The most common method of establishing paternity is through “presumed fatherhood.” A presumed father’s name may be added to the child’s birth certificate when the child is born without any further action required, and he is automatically recognized as the father until it’s confirmed or denied otherwise.
Under the Texas Family Code, a presumed father may be any of the following:
- The mother’s husband at the time of birth.
- A man who was married to the mother within 300 days of the child’s birth, in the case of a recent divorce.
- A man who continuously lived with the child and acted as the child’s father for the first two years of their life.
Signing an Acknowledgement of Paternity
If the child’s biological father isn’t the presumed father, the parents have the option of signing a form called an Acknowledgment of Paternity (AOP), which allows them to voluntarily establish the father’s paternity.
Signing the form is usually the easiest way for unmarried parents to establish paternity. However, both parents must agree to sign the form, so if either the mother or father is not willing to do so, then more complex routes must be pursued.
Seeking a Court Order
Sometimes, one parent may disagree with the other parent’s paternity claim. In these cases, the question of paternity will be left to the family court system.
The parent making the paternity claim must file a Petition to Adjudicate Paternity, and the other parent must be served with a legal notice to appear in court.
The court may order DNA testing of the child and the alleged father to determine the likelihood of a biological relationship before deciding whether to issue a paternity order.
Get Help From a Paternity Attorney in Your Neighborhood
At the Texas family law firm of Parker & Aguilar, we’ve helped countless mothers and potential fathers just like you seek favorable resolutions to their paternity cases
Serving families in Fort Bend County, Brazoria County, Galveston County, and Matagorda County, our team of family law attorneys is dedicated to providing you with compassionate counsel and aggressive advocacy. We’ll fight hard to protect your rights and pursue the best possible outcome for your case.
From Lake Jackson to Angleton to Pearland, we’re here for you when and where you need us in a range of family law practice areas.

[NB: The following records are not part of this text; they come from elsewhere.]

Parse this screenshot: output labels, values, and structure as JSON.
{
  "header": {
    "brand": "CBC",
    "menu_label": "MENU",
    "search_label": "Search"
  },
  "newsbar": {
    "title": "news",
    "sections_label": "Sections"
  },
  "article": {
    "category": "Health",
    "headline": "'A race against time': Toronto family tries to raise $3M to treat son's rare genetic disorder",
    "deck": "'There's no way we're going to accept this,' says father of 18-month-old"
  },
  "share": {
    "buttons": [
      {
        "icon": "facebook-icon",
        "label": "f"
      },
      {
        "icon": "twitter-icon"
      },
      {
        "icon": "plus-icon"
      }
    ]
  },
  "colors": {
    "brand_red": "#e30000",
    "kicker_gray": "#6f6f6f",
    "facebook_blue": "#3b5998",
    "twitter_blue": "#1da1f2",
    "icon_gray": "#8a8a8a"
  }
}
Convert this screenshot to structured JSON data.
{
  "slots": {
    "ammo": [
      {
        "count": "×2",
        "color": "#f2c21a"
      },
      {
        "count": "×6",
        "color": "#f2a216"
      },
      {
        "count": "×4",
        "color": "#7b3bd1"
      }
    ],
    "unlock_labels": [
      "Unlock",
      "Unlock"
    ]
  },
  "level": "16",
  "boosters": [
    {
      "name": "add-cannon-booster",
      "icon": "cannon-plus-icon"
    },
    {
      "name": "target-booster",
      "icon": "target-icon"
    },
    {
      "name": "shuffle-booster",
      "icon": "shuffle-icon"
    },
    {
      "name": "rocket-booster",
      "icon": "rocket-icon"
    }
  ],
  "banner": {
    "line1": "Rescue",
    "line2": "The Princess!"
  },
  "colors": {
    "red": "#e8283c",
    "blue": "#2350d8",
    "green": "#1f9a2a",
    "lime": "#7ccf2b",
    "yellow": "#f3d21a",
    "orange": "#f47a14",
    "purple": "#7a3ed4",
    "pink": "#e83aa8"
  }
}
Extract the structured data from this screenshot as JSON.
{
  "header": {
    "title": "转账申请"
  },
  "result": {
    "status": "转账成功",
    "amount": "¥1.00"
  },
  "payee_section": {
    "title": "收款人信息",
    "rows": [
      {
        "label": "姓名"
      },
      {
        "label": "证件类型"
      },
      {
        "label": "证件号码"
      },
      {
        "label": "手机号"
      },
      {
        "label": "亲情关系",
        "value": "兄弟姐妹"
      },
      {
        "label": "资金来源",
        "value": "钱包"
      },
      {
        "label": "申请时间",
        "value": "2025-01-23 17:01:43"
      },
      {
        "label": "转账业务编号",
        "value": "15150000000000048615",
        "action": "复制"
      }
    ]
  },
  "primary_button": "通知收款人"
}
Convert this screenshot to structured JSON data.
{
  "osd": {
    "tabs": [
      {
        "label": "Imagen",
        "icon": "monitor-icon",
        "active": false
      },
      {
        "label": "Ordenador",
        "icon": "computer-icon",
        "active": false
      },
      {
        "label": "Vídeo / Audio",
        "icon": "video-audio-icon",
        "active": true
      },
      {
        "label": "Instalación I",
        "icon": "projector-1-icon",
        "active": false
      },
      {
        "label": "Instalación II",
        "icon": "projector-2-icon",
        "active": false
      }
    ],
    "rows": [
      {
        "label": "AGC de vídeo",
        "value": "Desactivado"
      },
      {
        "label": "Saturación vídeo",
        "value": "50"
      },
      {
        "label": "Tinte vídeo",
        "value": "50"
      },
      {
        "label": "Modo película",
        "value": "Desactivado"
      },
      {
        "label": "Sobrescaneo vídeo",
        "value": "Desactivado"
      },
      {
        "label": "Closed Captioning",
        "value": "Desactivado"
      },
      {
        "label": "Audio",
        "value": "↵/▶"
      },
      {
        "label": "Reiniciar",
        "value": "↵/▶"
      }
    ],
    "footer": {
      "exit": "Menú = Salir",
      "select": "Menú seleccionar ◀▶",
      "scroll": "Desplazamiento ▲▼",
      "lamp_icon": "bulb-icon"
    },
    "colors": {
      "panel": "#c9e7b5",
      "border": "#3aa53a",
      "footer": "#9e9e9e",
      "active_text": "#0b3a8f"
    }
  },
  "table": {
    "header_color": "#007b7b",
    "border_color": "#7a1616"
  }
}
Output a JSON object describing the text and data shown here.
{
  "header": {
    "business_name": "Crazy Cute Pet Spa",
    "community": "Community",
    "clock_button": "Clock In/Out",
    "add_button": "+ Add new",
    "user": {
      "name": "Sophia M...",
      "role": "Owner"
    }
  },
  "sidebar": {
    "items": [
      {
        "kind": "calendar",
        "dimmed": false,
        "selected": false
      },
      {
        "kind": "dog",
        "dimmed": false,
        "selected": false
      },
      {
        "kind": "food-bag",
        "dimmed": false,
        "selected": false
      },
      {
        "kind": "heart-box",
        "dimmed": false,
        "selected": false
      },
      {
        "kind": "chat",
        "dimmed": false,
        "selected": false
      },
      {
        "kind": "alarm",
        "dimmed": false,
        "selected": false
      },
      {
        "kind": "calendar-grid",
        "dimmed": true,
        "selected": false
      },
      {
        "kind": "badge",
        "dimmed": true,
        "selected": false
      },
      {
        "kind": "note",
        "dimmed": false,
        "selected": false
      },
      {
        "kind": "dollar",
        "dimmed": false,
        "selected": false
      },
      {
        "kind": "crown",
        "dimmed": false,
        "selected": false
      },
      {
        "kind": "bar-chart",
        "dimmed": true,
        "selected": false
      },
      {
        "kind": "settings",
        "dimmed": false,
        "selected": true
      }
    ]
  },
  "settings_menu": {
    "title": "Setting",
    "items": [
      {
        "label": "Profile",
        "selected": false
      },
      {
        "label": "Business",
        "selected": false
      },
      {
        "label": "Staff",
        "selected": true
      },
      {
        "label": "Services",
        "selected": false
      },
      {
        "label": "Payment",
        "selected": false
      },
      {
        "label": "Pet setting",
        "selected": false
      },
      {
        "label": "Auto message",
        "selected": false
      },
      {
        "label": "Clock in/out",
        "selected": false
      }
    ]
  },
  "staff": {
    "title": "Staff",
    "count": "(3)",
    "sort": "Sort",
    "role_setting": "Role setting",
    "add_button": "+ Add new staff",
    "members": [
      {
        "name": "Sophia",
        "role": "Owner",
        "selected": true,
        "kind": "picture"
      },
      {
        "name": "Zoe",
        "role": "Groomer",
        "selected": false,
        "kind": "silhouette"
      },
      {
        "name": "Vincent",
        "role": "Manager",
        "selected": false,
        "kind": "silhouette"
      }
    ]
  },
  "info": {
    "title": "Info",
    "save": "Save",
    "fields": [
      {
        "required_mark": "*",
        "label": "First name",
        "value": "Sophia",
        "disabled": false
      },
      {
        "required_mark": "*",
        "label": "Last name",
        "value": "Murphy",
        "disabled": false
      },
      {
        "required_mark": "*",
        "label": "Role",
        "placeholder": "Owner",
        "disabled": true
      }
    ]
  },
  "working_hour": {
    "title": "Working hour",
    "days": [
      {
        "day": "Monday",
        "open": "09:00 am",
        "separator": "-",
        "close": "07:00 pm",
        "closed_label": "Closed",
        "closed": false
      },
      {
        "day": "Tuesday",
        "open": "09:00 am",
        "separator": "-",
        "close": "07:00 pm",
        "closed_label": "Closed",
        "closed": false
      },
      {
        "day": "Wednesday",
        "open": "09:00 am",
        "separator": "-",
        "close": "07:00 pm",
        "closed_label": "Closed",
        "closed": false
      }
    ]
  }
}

You can reach our offices at 979-267-7660 (Angleton office) or 281-944-5485 (Sugar Land office) to speak with one of our attorneys to discuss your situation.
Contact our office today to schedule a consultation with a paternity attorney who cares. We look forward to helping you find a solution that works for you.